• Dataset rows describing interfaces:
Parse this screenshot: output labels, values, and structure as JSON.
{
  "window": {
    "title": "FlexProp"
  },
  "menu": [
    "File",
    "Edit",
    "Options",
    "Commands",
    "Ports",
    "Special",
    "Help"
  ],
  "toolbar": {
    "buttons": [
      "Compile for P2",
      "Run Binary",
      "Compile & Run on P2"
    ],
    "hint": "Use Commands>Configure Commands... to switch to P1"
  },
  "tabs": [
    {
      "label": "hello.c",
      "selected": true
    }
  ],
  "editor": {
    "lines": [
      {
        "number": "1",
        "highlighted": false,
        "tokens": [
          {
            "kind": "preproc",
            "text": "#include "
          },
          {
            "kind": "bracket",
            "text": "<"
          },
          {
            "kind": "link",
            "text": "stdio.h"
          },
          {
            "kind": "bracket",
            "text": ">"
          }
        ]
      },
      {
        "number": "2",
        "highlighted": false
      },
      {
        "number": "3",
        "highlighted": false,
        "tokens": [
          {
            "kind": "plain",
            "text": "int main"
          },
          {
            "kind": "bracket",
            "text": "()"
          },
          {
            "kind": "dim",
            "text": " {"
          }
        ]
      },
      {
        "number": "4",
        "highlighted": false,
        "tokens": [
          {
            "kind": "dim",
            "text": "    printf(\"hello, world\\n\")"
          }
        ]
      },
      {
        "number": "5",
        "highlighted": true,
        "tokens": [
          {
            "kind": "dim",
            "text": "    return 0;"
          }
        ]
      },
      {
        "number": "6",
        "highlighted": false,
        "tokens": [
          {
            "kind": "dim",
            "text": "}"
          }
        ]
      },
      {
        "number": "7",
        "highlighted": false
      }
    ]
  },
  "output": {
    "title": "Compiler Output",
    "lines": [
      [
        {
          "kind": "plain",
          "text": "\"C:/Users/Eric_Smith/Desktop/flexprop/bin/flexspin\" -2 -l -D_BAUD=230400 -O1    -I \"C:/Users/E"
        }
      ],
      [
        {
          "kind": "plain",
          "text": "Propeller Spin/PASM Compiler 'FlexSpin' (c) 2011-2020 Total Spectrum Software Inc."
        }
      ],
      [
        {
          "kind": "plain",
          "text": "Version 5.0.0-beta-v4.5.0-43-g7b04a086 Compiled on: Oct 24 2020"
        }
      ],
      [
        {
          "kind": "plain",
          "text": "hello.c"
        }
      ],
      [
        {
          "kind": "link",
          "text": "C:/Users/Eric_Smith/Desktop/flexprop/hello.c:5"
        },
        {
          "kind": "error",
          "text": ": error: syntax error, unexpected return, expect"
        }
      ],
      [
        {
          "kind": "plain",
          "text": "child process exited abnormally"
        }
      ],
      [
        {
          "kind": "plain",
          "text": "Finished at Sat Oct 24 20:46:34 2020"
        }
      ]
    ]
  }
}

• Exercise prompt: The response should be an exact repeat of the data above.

• Answer:
Parse this screenshot: output labels, values, and structure as JSON.
{
  "window": {
    "title": "FlexProp"
  },
  "menu": [
    "File",
    "Edit",
    "Options",
    "Commands",
    "Ports",
    "Special",
    "Help"
  ],
  "toolbar": {
    "buttons": [
      "Compile for P2",
      "Run Binary",
      "Compile & Run on P2"
    ],
    "hint": "Use Commands>Configure Commands... to switch to P1"
  },
  "tabs": [
    {
      "label": "hello.c",
      "selected": true
    }
  ],
  "editor": {
    "lines": [
      {
        "number": "1",
        "highlighted": false,
        "tokens": [
          {
            "kind": "preproc",
            "text": "#include "
          },
          {
            "kind": "bracket",
            "text": "<"
          },
          {
            "kind": "link",
            "text": "stdio.h"
          },
          {
            "kind": "bracket",
            "text": ">"
          }
        ]
      },
      {
        "number": "2",
        "highlighted": false
      },
      {
        "number": "3",
        "highlighted": false,
        "tokens": [
          {
            "kind": "plain",
            "text": "int main"
          },
          {
            "kind": "bracket",
            "text": "()"
          },
          {
            "kind": "dim",
            "text": " {"
          }
        ]
      },
      {
        "number": "4",
        "highlighted": false,
        "tokens": [
          {
            "kind": "dim",
            "text": "    printf(\"hello, world\\n\")"
          }
        ]
      },
      {
        "number": "5",
        "highlighted": true,
        "tokens": [
          {
            "kind": "dim",
            "text": "    return 0;"
          }
        ]
      },
      {
        "number": "6",
        "highlighted": false,
        "tokens": [
          {
            "kind": "dim",
            "text": "}"
          }
        ]
      },
      {
        "number": "7",
        "highlighted": false
      }
    ]
  },
  "output": {
    "title": "Compiler Output",
    "lines": [
      [
        {
          "kind": "plain",
          "text": "\"C:/Users/Eric_Smith/Desktop/flexprop/bin/flexspin\" -2 -l -D_BAUD=230400 -O1    -I \"C:/Users/E"
        }
      ],
      [
        {
          "kind": "plain",
          "text": "Propeller Spin/PASM Compiler 'FlexSpin' (c) 2011-2020 Total Spectrum Software Inc."
        }
      ],
      [
        {
          "kind": "plain",
          "text": "Version 5.0.0-beta-v4.5.0-43-g7b04a086 Compiled on: Oct 24 2020"
        }
      ],
      [
        {
          "kind": "plain",
          "text": "hello.c"
        }
      ],
      [
        {
          "kind": "link",
          "text": "C:/Users/Eric_Smith/Desktop/flexprop/hello.c:5"
        },
        {
          "kind": "error",
          "text": ": error: syntax error, unexpected return, expect"
        }
      ],
      [
        {
          "kind": "plain",
          "text": "child process exited abnormally"
        }
      ],
      [
        {
          "kind": "plain",
          "text": "Finished at Sat Oct 24 20:46:34 2020"
        }
      ]
    ]
  }
}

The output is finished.